PM Rishi Sunak and Chancellor Jeremy Hunt have sent in their Autumn Statement to the Office For Budget Responsibility (OBR) last week for inspection. The sudden change of heart on National Insurance or income tax comes after the OBR underestimated the amount of available wiggle room, which is in the region of £30 billion, enough for a cut in the headline rates of income tax or National Insurance, The Daily Mail reported.
The government’s decision to implement these tax changes stems from a recognition of the challenges faced by self-employed individuals, who often find themselves struggling with rising costs and economic uncertainty. By reducing their tax burden, the government hopes to alleviate some of this pressure and encourage self-employment to flourish.
The new tax rules are expected to be welcomed by self-employed individuals across the UK, providing them with a much-needed boost and a sense of reassurance during these difficult times. The reduced contribution rates will undoubtedly alleviate financial strain and allow self-employed individuals to reinvest in their businesses and contribute more effectively to the economy.
Experts share their Autumn Statement wish list
Minimum trading allowance should be raised
Terry Payne, Managing Director of staffing app, hubbul, called for the minimum trading allowance (currently £1000 per year) to be raised.
Payne says with the financial challenges faced this year, many people have started side hustles to boost their earning power.
“The government should reward and support these workers; increasing the trading allowance is one way to do so,” says Payne.
He continues, “This would put more money in the pockets of these workers, who are crucial to the economy and the businesses that engage them. This week’s Budget gives the Chancellor an opportunity to put measures in place that will make a difference to this under-appreciated sector of the workforce.”
Conservatives must re-think how they tax the self-employed
Seb Maley, CEO of IR35 expert, Qdos, urged the government to reverse the Corporation Tax increase and address IR35.
“The government must rethink how it taxes and treats the 4.2m people working for themselves in the UK,” says Maley. “It’s a drum many of us have been banging for years, but policymakers have buried their head in the sand.,” he says.
Maley continues, “Tax hike after tax hike, needless reforms and an increasingly aggressive HMRC mean the government is on the verge of burning all bridges with the self-employed workforce. But the fact is, time is running out for the Conservative Party. The Autumn Statement offers the chance to reduce the tax burden – whether that’s rolling back on the recent Corporation Tax hike or fixing the problems that plague the IR35 legislation.”

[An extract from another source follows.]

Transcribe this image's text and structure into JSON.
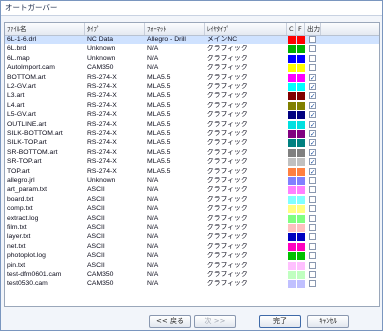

Regulate umbrella sector and save the livelihoods of 700,000 workers
“The umbrella sector remains unregulated, seven years since the government promised to take action,” says Julia Kermode, CEO of umbrella company compliance specialist, PayePass.
Kermode says 700,000 umbrella workers must be protected from tax avoidance schemes: “Given the billions that pour through the umbrella industry every year, the government must turn its attention to eradicating tax avoidance schemes once and for all. The Autumn Statement is a timely opportunity to stabilise the sector; without urgent action, this vitally important industry is at risk – along with the livelihoods of some 700,000 workers.”